= Interface dataset entries =
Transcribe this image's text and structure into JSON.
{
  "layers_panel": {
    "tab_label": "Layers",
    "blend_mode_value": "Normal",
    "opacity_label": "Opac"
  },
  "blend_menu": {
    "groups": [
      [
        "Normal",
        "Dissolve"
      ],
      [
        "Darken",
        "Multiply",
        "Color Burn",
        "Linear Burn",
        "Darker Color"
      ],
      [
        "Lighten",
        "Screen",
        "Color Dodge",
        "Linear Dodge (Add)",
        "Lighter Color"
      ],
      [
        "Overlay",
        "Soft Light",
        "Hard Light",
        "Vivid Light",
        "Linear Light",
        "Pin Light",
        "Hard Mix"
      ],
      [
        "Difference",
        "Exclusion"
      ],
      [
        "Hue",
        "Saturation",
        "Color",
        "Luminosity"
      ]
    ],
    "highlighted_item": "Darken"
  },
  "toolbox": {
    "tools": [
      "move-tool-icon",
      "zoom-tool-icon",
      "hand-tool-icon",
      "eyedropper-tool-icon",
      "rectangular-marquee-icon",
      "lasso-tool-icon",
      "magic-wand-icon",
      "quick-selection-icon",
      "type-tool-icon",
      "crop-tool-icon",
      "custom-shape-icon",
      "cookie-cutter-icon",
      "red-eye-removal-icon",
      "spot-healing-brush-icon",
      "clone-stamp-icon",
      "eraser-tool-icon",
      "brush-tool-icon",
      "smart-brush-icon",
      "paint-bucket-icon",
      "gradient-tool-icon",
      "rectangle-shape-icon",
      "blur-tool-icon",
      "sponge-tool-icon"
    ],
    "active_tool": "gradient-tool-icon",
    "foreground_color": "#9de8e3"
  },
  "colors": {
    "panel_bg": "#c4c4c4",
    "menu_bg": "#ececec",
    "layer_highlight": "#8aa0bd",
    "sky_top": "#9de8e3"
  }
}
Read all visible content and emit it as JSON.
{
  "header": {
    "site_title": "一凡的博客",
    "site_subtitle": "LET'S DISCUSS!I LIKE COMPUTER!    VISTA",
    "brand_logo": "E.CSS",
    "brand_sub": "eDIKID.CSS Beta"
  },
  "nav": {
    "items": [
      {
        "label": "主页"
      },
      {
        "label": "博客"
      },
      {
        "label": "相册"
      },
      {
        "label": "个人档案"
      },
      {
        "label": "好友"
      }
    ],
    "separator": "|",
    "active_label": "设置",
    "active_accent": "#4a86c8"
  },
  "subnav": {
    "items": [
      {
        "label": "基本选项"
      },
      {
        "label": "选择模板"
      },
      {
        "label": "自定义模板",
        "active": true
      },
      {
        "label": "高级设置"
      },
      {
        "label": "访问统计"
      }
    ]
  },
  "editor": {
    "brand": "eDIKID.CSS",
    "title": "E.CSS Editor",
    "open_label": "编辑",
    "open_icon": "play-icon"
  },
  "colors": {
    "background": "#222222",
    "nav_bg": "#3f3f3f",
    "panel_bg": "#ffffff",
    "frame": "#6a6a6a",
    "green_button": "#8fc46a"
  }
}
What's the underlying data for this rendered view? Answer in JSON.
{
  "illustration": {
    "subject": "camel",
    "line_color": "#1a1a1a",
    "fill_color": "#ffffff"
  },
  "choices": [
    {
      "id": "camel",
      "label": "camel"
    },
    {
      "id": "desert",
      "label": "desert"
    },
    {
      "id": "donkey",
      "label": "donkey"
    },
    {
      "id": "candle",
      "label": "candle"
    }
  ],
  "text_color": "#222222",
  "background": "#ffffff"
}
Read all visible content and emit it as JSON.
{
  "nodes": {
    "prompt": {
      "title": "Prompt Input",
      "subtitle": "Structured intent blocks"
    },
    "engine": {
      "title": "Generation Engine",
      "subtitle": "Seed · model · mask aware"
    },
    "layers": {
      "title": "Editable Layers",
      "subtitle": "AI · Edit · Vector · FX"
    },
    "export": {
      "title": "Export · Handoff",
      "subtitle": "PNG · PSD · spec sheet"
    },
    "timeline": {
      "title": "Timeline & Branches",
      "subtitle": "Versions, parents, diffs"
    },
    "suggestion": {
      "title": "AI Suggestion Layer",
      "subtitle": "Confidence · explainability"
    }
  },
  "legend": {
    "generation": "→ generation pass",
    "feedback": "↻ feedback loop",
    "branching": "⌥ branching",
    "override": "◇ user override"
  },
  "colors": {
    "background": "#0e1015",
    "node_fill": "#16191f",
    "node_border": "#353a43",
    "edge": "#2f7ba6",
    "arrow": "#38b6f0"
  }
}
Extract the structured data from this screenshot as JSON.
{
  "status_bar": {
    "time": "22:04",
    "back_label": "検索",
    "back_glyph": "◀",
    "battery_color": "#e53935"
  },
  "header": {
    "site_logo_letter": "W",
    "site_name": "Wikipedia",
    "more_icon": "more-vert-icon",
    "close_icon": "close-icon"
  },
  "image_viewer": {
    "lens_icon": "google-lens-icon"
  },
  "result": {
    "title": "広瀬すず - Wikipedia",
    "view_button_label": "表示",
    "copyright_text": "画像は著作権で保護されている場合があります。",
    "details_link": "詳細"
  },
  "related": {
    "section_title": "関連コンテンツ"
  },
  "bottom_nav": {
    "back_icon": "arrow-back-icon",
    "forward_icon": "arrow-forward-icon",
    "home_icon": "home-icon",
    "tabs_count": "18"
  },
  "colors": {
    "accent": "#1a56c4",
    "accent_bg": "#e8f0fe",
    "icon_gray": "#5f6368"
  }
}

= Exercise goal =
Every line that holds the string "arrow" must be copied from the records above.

= Answer for this exercise =
    "arrow": "#38b6f0"
    "back_icon": "arrow-back-icon",
    "forward_icon": "arrow-forward-icon",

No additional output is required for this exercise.